Here's an interesting post on a blog I've recently discovered, called
. The guy (
) responsible for the blog believes that anything can be explained by
. He also is interested in educational technology and has created a video (using dots, of course) about a new learning paradigm — student generated content.
The jist of the video (it's a bit of a long one — just over eleven minutes) is that it's easy for professors to feel overwhelmed by the
Next week the three of us (Ryan, Kristin, and myself) go to JAM - the Jenzabar Annual Meeting. Jenzabar is the company who makes the software that runs MyLutherNet (MLN). We're hoping that in this conference will give us great insight into how we can make MLN more usable and friendly for students, faculty and staff.
So, in the spirit of collaboration, tell us what you would like to see happen with MLN! What is confusing about it? How do you use it? How would you like to use it?
(which is part of Cable in the Classroom
) has a recent issue out that is devoted to new media literacies and learning in a participatory culture
. Much of it was written in conjunction with the New Media Literacies Project at MIT
, which is Henry Jenkins' old haunt
. While the articles are focused primarily on the K-12 context, they're pertinent to higher ed as well.
A previous issue of this same journal has a number of interesting pieces related to learning online.
If you are thinking of being a guest author for our blog,
Free Range Learning
, here are a few submission guidelines to help you with your writing.
What's the Blog's Purpose?
To share ideas about design and technology for learning
Who's My Audience?
The blog aims to serve anyone interested in learning and technology — this includes faculty and students, as well as staff. Depending on the growth of the blog, this may also include people outside the Luther Seminary community.
What Should I Write
I've been playing around with
- a free desktop application that collects the activity of your, facebook, twitter, flickr, youTube, and blogger accounts and lets you both read and post to each of them from one handy location.
Skimmer was developed by a Minneapolis ad agency,
with the help of
, a Twin Cities web development company.
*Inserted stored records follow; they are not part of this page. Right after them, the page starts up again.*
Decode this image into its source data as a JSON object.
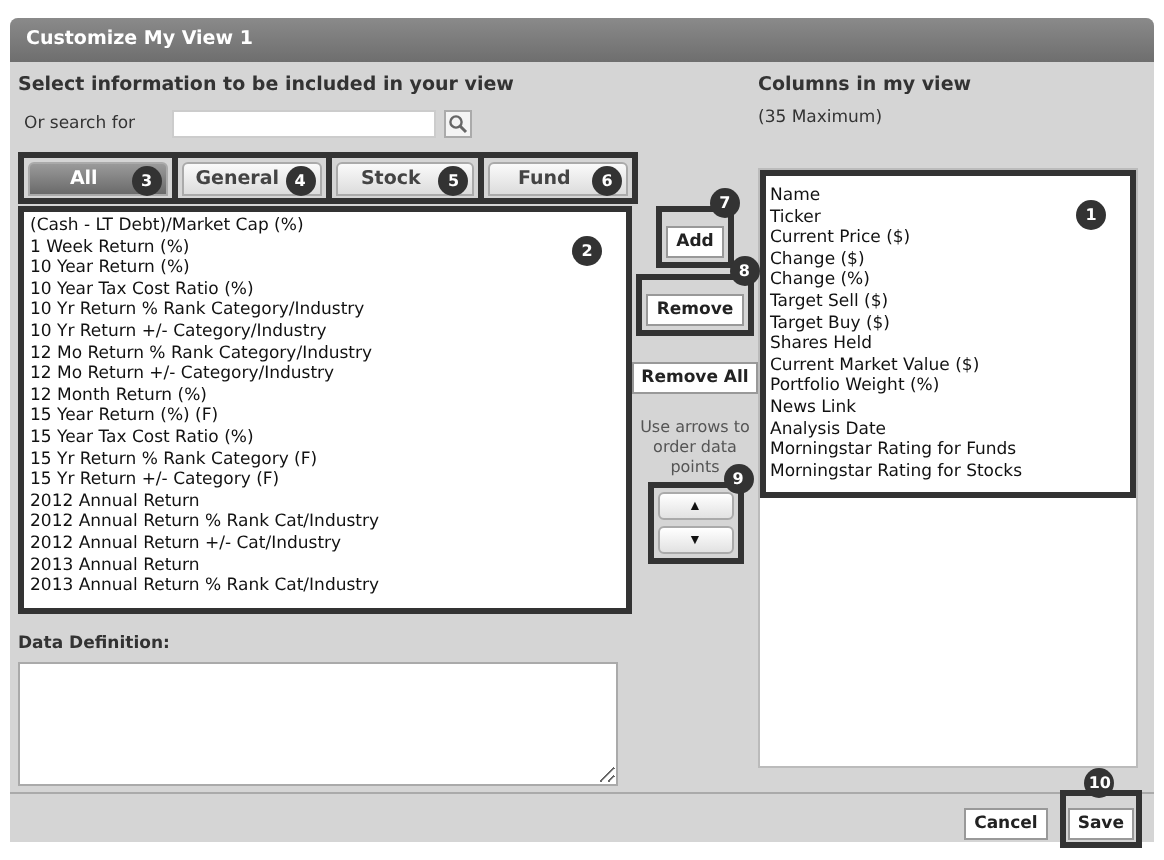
{
  "window": {
    "title": "Customize My View 1"
  },
  "available": {
    "heading": "Select information to be included in your view",
    "search_label": "Or search for",
    "tabs": [
      {
        "label": "All",
        "selected": true,
        "badge": "3"
      },
      {
        "label": "General",
        "selected": false,
        "badge": "4"
      },
      {
        "label": "Stock",
        "selected": false,
        "badge": "5"
      },
      {
        "label": "Fund",
        "selected": false,
        "badge": "6"
      }
    ],
    "badge": "2",
    "items": [
      "(Cash - LT Debt)/Market Cap (%)",
      "1 Week Return (%)",
      "10 Year Return (%)",
      "10 Year Tax Cost Ratio (%)",
      "10 Yr Return % Rank Category/Industry",
      "10 Yr Return +/- Category/Industry",
      "12 Mo Return % Rank Category/Industry",
      "12 Mo Return +/- Category/Industry",
      "12 Month Return (%)",
      "15 Year Return (%) (F)",
      "15 Year Tax Cost Ratio (%)",
      "15 Yr Return % Rank Category (F)",
      "15 Yr Return +/- Category (F)",
      "2012 Annual Return",
      "2012 Annual Return % Rank Cat/Industry",
      "2012 Annual Return +/- Cat/Industry",
      "2013 Annual Return",
      "2013 Annual Return % Rank Cat/Industry"
    ]
  },
  "controls": {
    "buttons": [
      {
        "label": "Add",
        "badge": "7",
        "framed": true
      },
      {
        "label": "Remove",
        "badge": "8",
        "framed": true
      },
      {
        "label": "Remove All",
        "framed": false
      }
    ],
    "hint": "Use arrows to order data points",
    "arrows": [
      "▲",
      "▼"
    ],
    "arrows_badge": "9"
  },
  "selected_columns": {
    "heading": "Columns in my view",
    "note": "(35 Maximum)",
    "badge": "1",
    "items": [
      "Name",
      "Ticker",
      "Current Price ($)",
      "Change ($)",
      "Change (%)",
      "Target Sell ($)",
      "Target Buy ($)",
      "Shares Held",
      "Current Market Value ($)",
      "Portfolio Weight (%)",
      "News Link",
      "Analysis Date",
      "Morningstar Rating for Funds",
      "Morningstar Rating for Stocks"
    ]
  },
  "definition": {
    "label": "Data Definition:"
  },
  "footer": {
    "buttons": [
      {
        "label": "Cancel"
      },
      {
        "label": "Save",
        "badge": "10"
      }
    ]
  }
}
Fallon wanted a way to share what their employees were thinking about, so they developed skimmer, which in Fallon's case allows their
We are excited to announce the creation of Free Range Learning a blog which explores ideas around design and technology for use in learning.
Wait a minute, you might say, if this blog is new, how come there are posts that go back months? Free Range Learning is a relaunch of an earlier blog The Learning Professor. While many good things were happening before, we wanted to expand the conversation to include students, staff, faculty, and anyone else who might be interested, so we needed a new name and
Storytelling, the backbone of so many world cultures (as well as Scripture), is alive and well thanks to new technology: the internet.
The internet, and more specifically Web 2.0 technologies, has opened up collaborative storytelling that is limited only by the number of collaborators. In
, Bryan Alexander and Alan Levine discuss how
Web 2.0 technologies make it easy and accessible
for nearly anyone to blog, comment, review, teach and learn together. The stories that are told are
Free Range Learning
blog welcomes contributions, posts, and feedback on topics related to design and technology for learning. It is hosted by Learning Design & Technology at
If you have questions or ideas, please contact
- Before joining Luther Seminary in 2008, Ryan spent more than 10 years working (at times simultaneously) in congregations, multi-media curriculum design, and photography. He is active in the international
a really interesting study
that compared teaching practices across three fields: clergy preparation, clinical psychology, and education. The authors write, in particular, about practices of representation, decomposition, and approximation.
Although we have presented them separately, the concepts in this framework—representation, decomposition, and approximation—clearly overlap and underscore each other. For example, every approximation engages students in some element or version
Here's a great, brief, look at how to teach writing
in courses of any size and content.